» YOUR ASSIGNMENT
Among the records below, determine how many lines have the word "JSON" in them; output only the number.

» SOURCE RECORDS
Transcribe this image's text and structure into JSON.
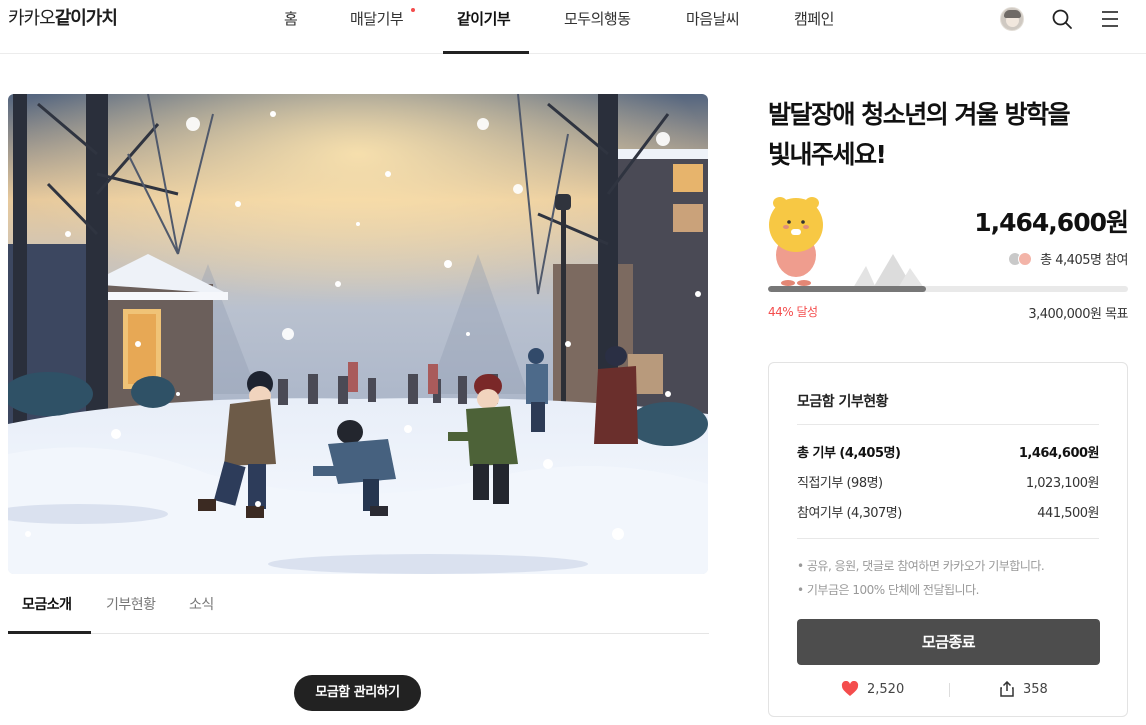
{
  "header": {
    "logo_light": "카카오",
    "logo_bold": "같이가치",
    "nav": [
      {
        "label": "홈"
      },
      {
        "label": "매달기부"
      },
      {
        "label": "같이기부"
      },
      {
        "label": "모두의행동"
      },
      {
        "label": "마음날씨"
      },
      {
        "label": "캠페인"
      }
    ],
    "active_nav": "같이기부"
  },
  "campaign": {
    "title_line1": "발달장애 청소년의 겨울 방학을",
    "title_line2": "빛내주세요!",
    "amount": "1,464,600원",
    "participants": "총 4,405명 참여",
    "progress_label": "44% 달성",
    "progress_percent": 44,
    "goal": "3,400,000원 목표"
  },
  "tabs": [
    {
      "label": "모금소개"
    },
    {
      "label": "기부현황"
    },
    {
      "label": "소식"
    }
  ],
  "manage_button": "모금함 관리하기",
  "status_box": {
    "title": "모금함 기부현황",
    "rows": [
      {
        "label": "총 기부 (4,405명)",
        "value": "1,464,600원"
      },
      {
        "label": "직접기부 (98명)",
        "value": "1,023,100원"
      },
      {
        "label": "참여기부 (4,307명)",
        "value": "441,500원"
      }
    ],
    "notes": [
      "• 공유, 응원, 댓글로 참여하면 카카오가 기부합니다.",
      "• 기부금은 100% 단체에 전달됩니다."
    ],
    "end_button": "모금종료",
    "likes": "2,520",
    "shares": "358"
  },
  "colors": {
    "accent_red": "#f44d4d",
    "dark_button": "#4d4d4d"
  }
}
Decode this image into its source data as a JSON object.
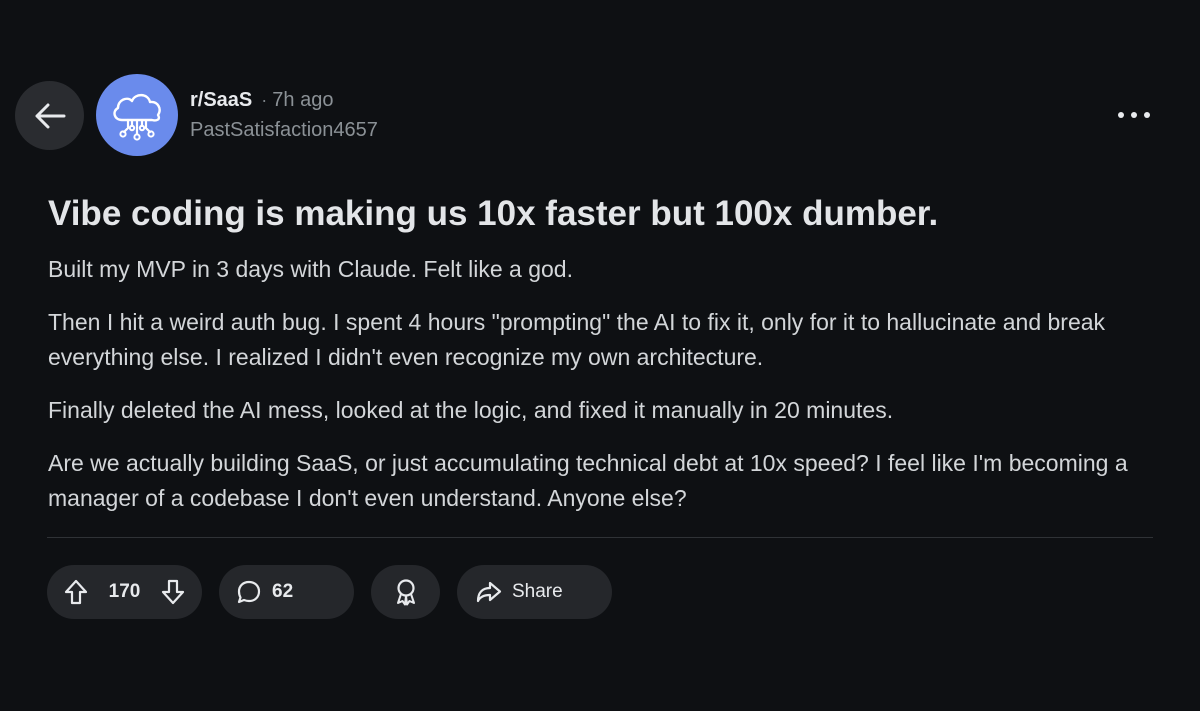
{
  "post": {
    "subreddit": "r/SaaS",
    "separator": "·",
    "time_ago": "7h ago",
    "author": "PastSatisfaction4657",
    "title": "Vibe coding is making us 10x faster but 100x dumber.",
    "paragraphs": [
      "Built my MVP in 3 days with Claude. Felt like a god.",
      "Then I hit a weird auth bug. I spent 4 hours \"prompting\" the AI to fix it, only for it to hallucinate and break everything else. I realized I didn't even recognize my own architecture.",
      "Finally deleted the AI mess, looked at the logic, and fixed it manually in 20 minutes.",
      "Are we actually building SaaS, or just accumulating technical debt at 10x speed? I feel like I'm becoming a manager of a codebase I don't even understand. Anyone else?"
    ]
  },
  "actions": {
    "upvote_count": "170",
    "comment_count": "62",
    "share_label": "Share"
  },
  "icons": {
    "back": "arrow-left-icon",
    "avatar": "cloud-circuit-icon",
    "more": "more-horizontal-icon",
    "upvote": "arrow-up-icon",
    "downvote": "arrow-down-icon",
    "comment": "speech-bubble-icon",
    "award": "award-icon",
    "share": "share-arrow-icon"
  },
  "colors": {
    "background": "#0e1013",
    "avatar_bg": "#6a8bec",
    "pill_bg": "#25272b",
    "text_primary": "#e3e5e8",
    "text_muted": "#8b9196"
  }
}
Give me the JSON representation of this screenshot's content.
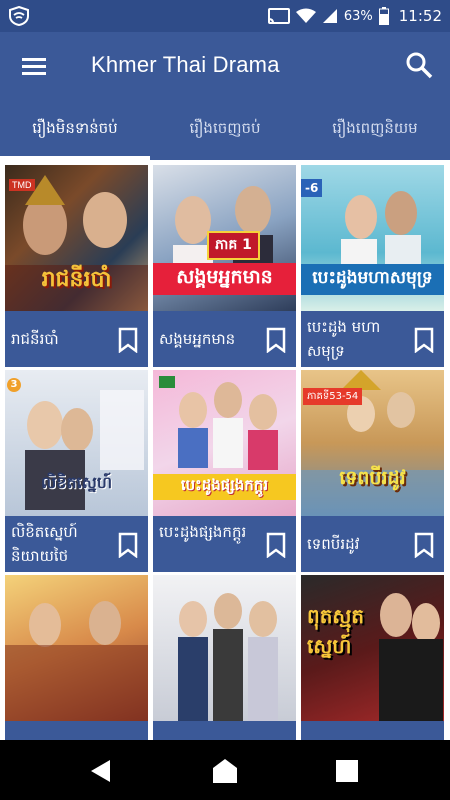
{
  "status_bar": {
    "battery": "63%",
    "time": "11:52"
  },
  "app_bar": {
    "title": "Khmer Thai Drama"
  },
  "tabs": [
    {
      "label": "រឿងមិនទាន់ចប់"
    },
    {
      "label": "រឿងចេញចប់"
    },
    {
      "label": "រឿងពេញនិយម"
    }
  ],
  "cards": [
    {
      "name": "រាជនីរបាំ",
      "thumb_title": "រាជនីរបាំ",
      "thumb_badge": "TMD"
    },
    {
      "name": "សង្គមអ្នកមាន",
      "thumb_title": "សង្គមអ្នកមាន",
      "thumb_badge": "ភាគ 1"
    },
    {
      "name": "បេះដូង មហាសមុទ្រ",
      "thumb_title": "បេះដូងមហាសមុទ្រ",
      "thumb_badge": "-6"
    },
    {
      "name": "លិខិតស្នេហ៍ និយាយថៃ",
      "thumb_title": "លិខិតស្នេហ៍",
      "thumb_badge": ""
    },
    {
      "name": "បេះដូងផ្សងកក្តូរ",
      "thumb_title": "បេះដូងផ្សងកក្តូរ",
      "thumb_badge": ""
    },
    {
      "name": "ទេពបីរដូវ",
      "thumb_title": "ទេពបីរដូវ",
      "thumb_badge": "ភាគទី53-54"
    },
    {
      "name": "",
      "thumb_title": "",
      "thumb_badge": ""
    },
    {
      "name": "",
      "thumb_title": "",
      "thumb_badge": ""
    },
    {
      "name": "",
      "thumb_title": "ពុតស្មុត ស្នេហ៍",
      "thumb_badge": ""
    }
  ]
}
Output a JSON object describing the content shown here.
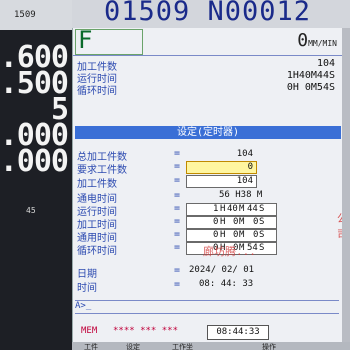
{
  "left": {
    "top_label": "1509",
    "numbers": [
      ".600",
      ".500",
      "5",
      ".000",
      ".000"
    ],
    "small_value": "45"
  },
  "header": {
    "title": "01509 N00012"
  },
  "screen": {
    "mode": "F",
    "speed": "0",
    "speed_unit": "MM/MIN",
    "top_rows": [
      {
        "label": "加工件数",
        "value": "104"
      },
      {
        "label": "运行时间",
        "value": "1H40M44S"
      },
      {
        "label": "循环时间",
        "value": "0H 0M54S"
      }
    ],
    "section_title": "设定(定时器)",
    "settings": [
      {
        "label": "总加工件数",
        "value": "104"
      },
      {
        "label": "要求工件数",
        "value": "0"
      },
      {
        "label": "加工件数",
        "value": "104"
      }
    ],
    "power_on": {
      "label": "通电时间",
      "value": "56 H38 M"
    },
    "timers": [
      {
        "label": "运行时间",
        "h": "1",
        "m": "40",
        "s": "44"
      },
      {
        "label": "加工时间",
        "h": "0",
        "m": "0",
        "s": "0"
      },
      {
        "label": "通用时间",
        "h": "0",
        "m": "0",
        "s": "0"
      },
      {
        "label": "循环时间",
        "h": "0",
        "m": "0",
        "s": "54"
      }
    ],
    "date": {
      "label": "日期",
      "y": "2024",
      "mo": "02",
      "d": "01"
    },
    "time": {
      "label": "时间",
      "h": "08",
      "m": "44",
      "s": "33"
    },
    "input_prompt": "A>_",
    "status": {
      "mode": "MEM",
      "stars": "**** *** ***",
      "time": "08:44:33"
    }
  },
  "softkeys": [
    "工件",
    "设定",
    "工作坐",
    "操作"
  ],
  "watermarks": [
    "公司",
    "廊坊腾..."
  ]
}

» TASK OUTPUT
4